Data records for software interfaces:

________________

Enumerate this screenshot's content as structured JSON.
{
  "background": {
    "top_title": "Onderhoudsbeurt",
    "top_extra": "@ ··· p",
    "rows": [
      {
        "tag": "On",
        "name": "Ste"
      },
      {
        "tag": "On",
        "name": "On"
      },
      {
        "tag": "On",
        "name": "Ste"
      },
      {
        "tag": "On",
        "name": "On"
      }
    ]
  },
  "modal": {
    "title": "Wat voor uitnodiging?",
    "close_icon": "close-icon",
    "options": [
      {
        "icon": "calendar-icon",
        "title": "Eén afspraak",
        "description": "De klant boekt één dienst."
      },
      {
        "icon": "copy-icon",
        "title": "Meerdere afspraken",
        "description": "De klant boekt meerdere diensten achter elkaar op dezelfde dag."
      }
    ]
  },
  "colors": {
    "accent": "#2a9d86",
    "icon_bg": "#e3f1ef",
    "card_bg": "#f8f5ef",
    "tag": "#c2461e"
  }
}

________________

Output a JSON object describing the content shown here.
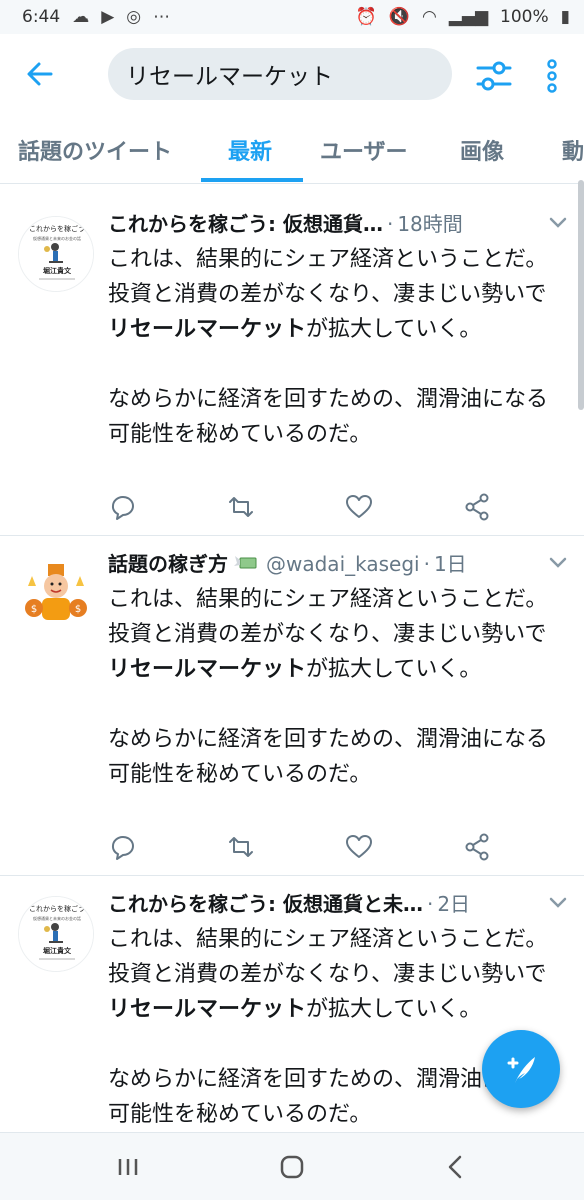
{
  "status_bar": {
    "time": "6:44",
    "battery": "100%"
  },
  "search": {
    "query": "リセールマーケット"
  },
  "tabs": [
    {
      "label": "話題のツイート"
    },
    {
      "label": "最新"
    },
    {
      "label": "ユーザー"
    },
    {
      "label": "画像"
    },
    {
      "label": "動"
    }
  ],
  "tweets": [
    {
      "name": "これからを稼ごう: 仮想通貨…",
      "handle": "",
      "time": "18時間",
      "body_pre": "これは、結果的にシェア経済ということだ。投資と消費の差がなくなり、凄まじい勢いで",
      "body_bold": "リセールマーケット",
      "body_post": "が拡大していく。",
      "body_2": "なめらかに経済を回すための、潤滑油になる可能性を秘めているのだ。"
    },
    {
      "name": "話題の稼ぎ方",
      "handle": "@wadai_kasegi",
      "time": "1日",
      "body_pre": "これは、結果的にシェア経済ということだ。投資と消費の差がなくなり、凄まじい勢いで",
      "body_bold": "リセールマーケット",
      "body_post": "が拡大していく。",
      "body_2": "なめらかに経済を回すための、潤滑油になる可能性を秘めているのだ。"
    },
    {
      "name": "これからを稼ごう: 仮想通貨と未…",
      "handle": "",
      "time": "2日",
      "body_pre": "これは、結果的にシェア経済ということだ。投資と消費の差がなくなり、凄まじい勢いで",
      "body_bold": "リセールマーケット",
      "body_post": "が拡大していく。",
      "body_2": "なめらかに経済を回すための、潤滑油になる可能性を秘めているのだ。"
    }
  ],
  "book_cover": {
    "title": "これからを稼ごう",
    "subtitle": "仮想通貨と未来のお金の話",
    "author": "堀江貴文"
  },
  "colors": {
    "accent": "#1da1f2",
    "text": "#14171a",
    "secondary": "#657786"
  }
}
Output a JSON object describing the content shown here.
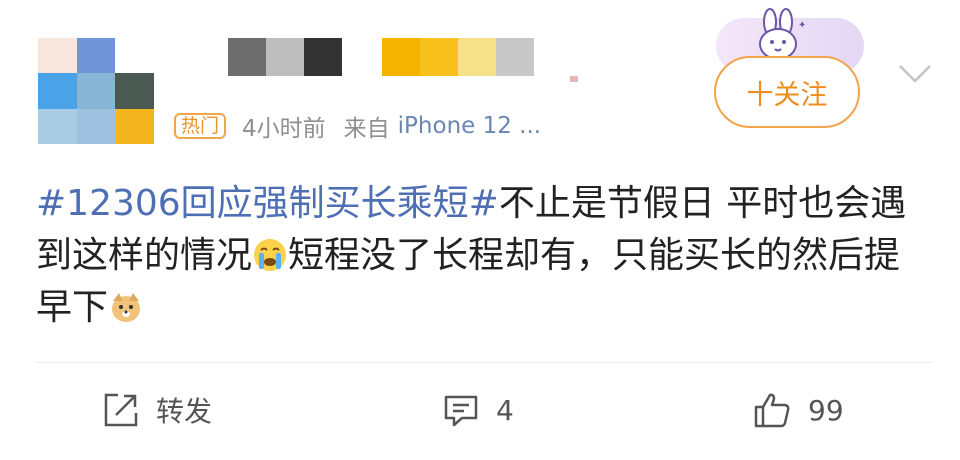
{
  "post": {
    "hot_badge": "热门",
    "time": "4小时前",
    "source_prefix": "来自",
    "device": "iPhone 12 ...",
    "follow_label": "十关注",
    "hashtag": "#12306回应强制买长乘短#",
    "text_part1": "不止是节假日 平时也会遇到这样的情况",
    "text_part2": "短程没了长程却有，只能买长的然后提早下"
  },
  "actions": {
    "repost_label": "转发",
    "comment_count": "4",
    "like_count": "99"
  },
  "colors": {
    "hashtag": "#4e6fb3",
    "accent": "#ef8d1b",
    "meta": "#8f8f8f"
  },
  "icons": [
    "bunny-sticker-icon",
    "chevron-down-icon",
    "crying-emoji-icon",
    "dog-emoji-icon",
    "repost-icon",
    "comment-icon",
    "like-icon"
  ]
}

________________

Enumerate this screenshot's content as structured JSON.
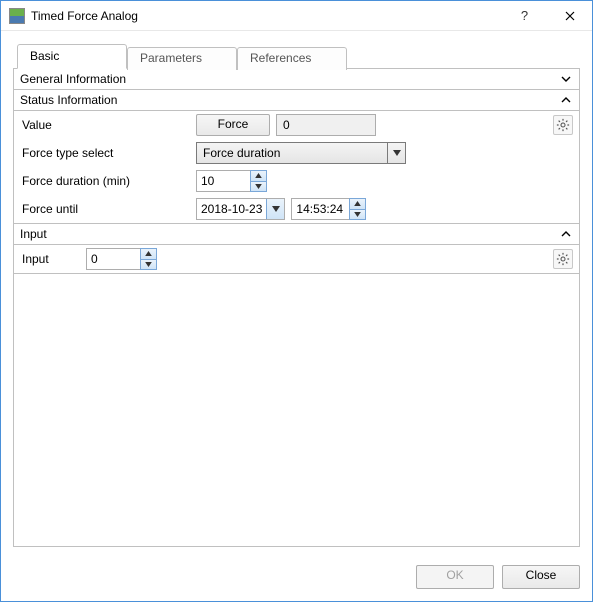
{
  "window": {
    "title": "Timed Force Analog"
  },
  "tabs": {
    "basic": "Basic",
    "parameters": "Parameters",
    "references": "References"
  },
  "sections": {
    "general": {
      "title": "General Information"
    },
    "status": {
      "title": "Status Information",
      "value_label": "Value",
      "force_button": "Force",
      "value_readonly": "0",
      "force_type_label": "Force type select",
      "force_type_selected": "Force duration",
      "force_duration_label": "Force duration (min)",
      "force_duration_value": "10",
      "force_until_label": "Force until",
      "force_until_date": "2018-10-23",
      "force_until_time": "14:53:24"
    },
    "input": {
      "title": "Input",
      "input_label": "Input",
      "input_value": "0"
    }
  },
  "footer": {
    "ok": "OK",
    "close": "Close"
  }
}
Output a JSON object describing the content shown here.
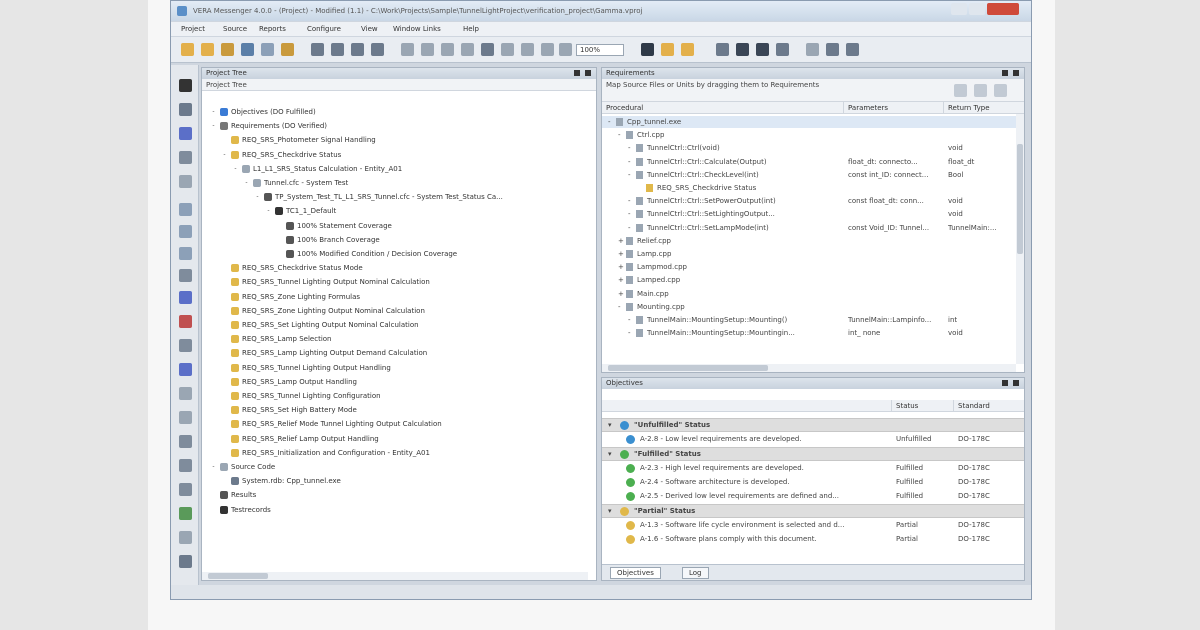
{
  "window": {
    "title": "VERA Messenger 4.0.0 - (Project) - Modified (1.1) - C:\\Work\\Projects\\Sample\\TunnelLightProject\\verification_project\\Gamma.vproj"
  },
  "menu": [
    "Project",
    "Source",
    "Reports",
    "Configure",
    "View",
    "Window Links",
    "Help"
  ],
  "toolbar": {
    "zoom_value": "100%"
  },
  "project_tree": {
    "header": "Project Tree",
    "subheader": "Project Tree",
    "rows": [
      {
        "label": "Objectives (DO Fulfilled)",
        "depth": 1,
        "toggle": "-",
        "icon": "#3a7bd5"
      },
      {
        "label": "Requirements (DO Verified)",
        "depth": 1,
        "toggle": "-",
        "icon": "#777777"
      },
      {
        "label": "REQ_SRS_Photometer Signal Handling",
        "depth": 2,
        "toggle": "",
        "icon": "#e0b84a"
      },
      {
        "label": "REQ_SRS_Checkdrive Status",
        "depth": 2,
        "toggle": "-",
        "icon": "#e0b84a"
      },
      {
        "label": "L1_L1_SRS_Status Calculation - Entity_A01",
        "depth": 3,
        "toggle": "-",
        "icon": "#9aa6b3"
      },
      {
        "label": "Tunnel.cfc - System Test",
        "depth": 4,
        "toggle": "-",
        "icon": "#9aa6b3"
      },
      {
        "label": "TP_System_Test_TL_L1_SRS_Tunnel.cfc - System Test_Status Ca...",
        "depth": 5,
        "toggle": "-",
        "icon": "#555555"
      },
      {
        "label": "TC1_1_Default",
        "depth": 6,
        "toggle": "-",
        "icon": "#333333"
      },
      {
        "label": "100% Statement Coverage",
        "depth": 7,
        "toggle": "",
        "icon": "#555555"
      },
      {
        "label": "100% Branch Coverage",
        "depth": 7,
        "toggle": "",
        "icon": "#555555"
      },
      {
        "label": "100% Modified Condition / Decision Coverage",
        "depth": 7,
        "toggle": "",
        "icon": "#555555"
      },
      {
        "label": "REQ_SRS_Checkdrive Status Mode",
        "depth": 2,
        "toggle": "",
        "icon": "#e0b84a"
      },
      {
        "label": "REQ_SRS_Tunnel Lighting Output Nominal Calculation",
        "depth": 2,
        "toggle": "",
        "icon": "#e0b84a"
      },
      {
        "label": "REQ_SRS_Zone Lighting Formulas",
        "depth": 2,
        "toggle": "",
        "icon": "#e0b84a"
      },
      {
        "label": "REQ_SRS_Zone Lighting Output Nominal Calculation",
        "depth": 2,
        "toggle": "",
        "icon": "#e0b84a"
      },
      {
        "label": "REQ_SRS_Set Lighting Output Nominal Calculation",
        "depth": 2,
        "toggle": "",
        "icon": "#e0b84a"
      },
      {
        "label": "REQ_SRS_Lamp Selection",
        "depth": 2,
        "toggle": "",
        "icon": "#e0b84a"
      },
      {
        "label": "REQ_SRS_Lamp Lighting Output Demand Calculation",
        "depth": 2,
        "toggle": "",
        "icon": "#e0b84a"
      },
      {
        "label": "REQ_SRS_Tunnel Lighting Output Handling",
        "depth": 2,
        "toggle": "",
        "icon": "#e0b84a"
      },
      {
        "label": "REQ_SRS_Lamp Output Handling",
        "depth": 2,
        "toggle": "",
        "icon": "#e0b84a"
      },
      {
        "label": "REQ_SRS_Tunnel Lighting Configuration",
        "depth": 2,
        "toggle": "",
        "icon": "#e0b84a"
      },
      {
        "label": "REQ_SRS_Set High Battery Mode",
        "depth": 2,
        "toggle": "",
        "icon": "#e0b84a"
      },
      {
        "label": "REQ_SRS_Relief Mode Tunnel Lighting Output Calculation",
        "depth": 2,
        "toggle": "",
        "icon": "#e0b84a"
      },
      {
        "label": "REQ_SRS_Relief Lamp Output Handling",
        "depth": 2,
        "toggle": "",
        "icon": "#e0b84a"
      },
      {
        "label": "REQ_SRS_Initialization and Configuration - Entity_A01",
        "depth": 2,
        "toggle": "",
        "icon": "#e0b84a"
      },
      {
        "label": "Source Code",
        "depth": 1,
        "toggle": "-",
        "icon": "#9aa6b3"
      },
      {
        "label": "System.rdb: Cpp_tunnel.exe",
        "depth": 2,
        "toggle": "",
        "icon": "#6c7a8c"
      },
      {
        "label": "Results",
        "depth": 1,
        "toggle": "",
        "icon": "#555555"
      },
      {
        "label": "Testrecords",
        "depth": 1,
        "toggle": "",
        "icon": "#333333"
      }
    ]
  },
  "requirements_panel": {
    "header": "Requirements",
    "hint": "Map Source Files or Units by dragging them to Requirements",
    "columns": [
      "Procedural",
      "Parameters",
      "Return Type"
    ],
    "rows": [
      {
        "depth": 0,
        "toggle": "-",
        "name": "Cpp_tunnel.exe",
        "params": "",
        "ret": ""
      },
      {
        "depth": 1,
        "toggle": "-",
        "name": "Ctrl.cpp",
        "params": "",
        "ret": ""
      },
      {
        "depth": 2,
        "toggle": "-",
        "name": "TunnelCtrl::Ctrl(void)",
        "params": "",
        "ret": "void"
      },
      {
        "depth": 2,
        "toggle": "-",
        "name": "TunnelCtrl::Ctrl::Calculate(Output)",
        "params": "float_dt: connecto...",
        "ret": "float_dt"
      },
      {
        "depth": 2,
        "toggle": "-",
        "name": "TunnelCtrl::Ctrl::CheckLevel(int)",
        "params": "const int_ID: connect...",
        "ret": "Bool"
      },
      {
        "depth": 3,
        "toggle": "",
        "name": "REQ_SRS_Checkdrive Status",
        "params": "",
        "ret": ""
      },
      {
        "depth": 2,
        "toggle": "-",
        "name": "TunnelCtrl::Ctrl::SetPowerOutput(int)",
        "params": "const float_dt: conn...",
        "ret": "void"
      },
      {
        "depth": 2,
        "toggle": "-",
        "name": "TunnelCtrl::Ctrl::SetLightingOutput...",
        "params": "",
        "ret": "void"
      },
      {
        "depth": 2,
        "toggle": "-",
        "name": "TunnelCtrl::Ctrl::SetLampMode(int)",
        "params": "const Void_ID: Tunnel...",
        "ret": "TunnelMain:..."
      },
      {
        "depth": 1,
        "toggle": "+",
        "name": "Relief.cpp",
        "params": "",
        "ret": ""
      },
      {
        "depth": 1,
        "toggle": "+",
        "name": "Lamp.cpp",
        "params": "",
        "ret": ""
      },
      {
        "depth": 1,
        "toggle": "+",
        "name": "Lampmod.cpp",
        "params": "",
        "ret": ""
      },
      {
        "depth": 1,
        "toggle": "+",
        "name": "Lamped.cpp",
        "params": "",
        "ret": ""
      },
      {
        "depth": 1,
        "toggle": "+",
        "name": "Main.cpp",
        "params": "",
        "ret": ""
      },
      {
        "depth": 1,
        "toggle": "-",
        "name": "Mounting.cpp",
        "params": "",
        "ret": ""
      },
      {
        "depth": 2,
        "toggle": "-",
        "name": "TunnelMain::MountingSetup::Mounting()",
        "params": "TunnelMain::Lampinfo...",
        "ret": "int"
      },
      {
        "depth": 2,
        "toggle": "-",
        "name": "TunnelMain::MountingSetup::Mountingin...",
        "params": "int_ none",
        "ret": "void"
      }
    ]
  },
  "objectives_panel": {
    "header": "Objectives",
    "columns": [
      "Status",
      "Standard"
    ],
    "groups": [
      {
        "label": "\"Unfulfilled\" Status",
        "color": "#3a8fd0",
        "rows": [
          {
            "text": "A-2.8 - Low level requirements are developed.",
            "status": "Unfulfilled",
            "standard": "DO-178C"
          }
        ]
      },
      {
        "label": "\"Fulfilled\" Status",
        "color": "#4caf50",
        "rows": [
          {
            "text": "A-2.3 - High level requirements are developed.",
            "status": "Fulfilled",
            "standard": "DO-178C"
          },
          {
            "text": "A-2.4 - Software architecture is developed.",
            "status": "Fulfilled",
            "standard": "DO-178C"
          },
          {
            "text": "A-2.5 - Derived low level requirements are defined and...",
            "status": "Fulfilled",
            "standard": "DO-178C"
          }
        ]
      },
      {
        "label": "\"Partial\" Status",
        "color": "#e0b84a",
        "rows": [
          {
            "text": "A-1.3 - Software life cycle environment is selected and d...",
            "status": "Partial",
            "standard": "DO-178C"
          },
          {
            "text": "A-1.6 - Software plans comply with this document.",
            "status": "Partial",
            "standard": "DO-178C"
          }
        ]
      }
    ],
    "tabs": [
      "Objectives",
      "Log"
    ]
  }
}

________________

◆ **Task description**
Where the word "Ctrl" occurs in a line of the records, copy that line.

◆ **Solution for this exercise**
        "name": "Ctrl.cpp",
        "name": "TunnelCtrl::Ctrl(void)",
        "name": "TunnelCtrl::Ctrl::Calculate(Output)",
        "name": "TunnelCtrl::Ctrl::CheckLevel(int)",
        "name": "TunnelCtrl::Ctrl::SetPowerOutput(int)",
        "name": "TunnelCtrl::Ctrl::SetLightingOutput...",
        "name": "TunnelCtrl::Ctrl::SetLampMode(int)",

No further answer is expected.